Freeport service hopes to be a college matchmaker
FREEPORT — As application dates near and prospective college students cram for their placements tests and sweat over school choices, they could find their perfect college match online.
Much like the popular dating sites, Match.com and eHarmony, a Freeport-based online college counseling service that started in 2011 hopes to connect students with their soul-mate college.
"It's modeled a little bit like eHarmony and a little bit like Pandora," said Betsy Peters, founder and president of PossibilityU. "It bumps up against a government database and the database of colleges and will come back with what are the closest schools to the fit and feel for the student, as well as, academic interests."
The search gives students a list of colleges that most closely match their preferred schools based on 78 social, academic and financial characteristics. It then provides the likelihood the student will get into that school based on academic performance and test scores, while also including the chance of getting financial aid from that school.
"What is unique and where we're coming from is looking at it in a student-centric view, with a usable interface," Peters said. "It's not to take away from the guidance counselor, it's so that one-on-one can be that much more helpful."
The program also gives students and families access to videos that discuss strategies and techniques for things like essay writing and maximizing potential financial aid.
PossibilityU isn't free, with costs ranging from $20 for a two-day pass on the website to $49 for a monthly fee and $250 for 12 months of the service.
But not everyone thinks these types of services are necessary for students to get into the college they want.
Gary Canter, a guidance counselor who owns College Placement Services in Portland, said although these services can be helpful, he doesn't recommend paying for them or relying on them to find the right college.
"There's no reason for any person to be paying for this because it should be free, there's so many (guidance services) that don't require payment," he said. "There's so much misinformation and misunderstanding out there that the market is filled with frauds and charlatans. What a good independent consultant should do, and I consider myself one, is exactly what a good guidance counselor should do, which is to teach students and families out there to use the services that are free."
Canter charges $250 for four, 90-minute sessions. If the families want to continue using his services, they'll pay $1,200 for a year. As the sole worker in his business, he also limits the number of clients he takes to 50 to maintain personal relationships, he said.
Canter said the difference between online services and his service is that he tells people "nobody has the answer."
"The videos say, 'we have the answer if you give me $250,'" he said. "It's the kid who's got to do it. The college admission process is neither fair nor predictable."
Yamrouth High School guidance counselor Beth Doane said the school uses a combination of online and one-on-one counseling, but neither are totally sufficient.
"The best match is getting on the campus themselves," she said. "We don't focus so much on what do you want to major in; it's the fit. 'Do I see myself on this campus, do I see similar students, based on their offerings, their size and the subjects I'm interested in?'"
Doane said being on the right campus is important because if a student decides to change majors, they don't have to transfer schools, cutting down on the potential for extended graduation time and costs.
The supplementary services for college counseling are not new, she said.
"Before the computer, we were digging out the big books," she said. "What this has done is kind of refine the process, but it's how you use the information that's important.
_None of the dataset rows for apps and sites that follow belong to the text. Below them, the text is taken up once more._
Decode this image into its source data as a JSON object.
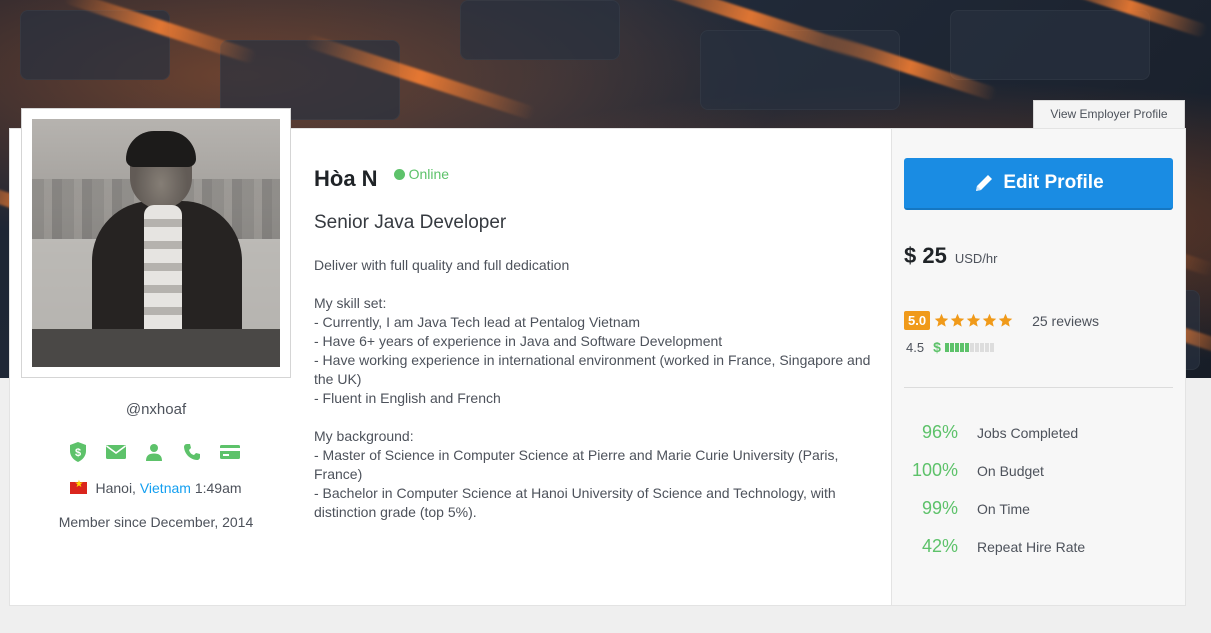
{
  "header": {
    "employer_button": "View Employer Profile"
  },
  "profile": {
    "handle": "@nxhoaf",
    "name": "Hòa N",
    "status": "Online",
    "tagline": "Senior Java Developer",
    "location_city": "Hanoi,",
    "location_country": "Vietnam",
    "local_time": "1:49am",
    "member_since": "Member since December, 2014",
    "verifications": [
      "shield-dollar-icon",
      "mail-icon",
      "user-icon",
      "phone-icon",
      "payment-card-icon"
    ],
    "description": [
      "Deliver with full quality and full dedication",
      "",
      "My skill set:",
      "- Currently, I am Java Tech lead at Pentalog Vietnam",
      "- Have 6+ years of experience in Java and Software Development",
      "- Have working experience in international environment (worked in France, Singapore and the UK)",
      "- Fluent in English and French",
      "",
      "My background:",
      "- Master of Science in Computer Science at Pierre and Marie Curie University (Paris, France)",
      "- Bachelor in Computer Science at Hanoi University of Science and Technology, with distinction grade (top 5%)."
    ]
  },
  "sidebar": {
    "edit_button": "Edit Profile",
    "rate_amount": "$ 25",
    "rate_unit": "USD/hr",
    "rating": "5.0",
    "stars": 5,
    "reviews": "25 reviews",
    "earnings_score": "4.5",
    "earnings_symbol": "$",
    "earnings_level": 5,
    "earnings_max": 10,
    "stats": [
      {
        "pct": "96%",
        "label": "Jobs Completed"
      },
      {
        "pct": "100%",
        "label": "On Budget"
      },
      {
        "pct": "99%",
        "label": "On Time"
      },
      {
        "pct": "42%",
        "label": "Repeat Hire Rate"
      }
    ]
  },
  "colors": {
    "accent": "#1a8ce3",
    "success": "#5dc26a",
    "rating": "#f09a1a",
    "link": "#139ff0"
  }
}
The human factor comes in with the difficulty of getting into the schools. We're making sure they are developing lists that have schools where they can be successful. ... There definitely has to be a combination and students meeting with counselors who are in the trenches with the admissions departments is important."
Peters agrees, and said the purpose of PossibilityU is more about discovery, than matching.
"Nothing about our program is to say that digital means is going to solve this problem," she said. "It's about, how can we remove a lot the grunt work and give some good suggestions? It's a serendipitous process no questions about it. By no means do we think we can come up with a silver bullet for a recommendation."
In addition to being a tool for at-home use by students and parents, Peters said PossibilityU works with nine schools in Maine, New York, Massachusetts and California. Counselors at the schools can see the progress of the students and assign work to help them navigate the process, she said.
Despite being a guide and a helper, Canter said no service or counselor can find the right school for a student.
"There are dating services that say they have scientific tools, but most people acknowledge that it's kind of luck and pluck," he said. "Your kid's got to decide. There are no secrets; it's an inexact science."
Doane said the most important thing to remember is to maintain communication.
"There's a lot of misinformation out there and having students, parents and the school work closely together is the key to all this," she said.